- A number of presenters and attendees talked about community-based activities, activities performed collaboratively among multiple institutions. When you consider that many of the tools that we need to serve our and our customers' needs would be considered niche products, it's not surprising that they are either not available commercially or are relatively expensive. On the commercial (COTS) side, we never get to economies of scale. And because the market is so small, there are few vendors and we have very little leverage as customers. To get what we want and need, we often must resort to heavy customization of commercial products or to local development. It's expensive to sustain the results of this work over time. Additionally, if more than one organization performs this kind of local work, it's very likely that each will approach it in different ways, leading to interoperability problems. Community/collaborative development gives us a way forward in this regard. Multiple institutions can share the load and the failure or departure of any single organization does not result in a loss of continuity.
- Finally, trust. Trust is an enabler. Without it, it is not possible to work collaboratively or to even take seriously the ideas that are shared among DLF participants. Without it, we will not be willing to pay others with more expertise to develop key pieces of the technology that we need. Each of the activities that we undertake, locally or collectively, has inherent risks. As one presenter put it, "you don't take risks with people you don't trust."

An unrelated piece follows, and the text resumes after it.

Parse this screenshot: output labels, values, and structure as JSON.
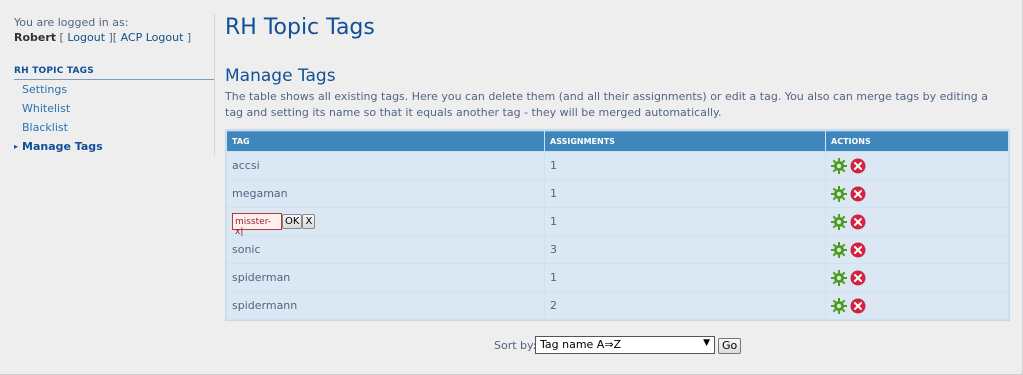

I'm looking forward to the outputs and next steps from this very interesting meeting.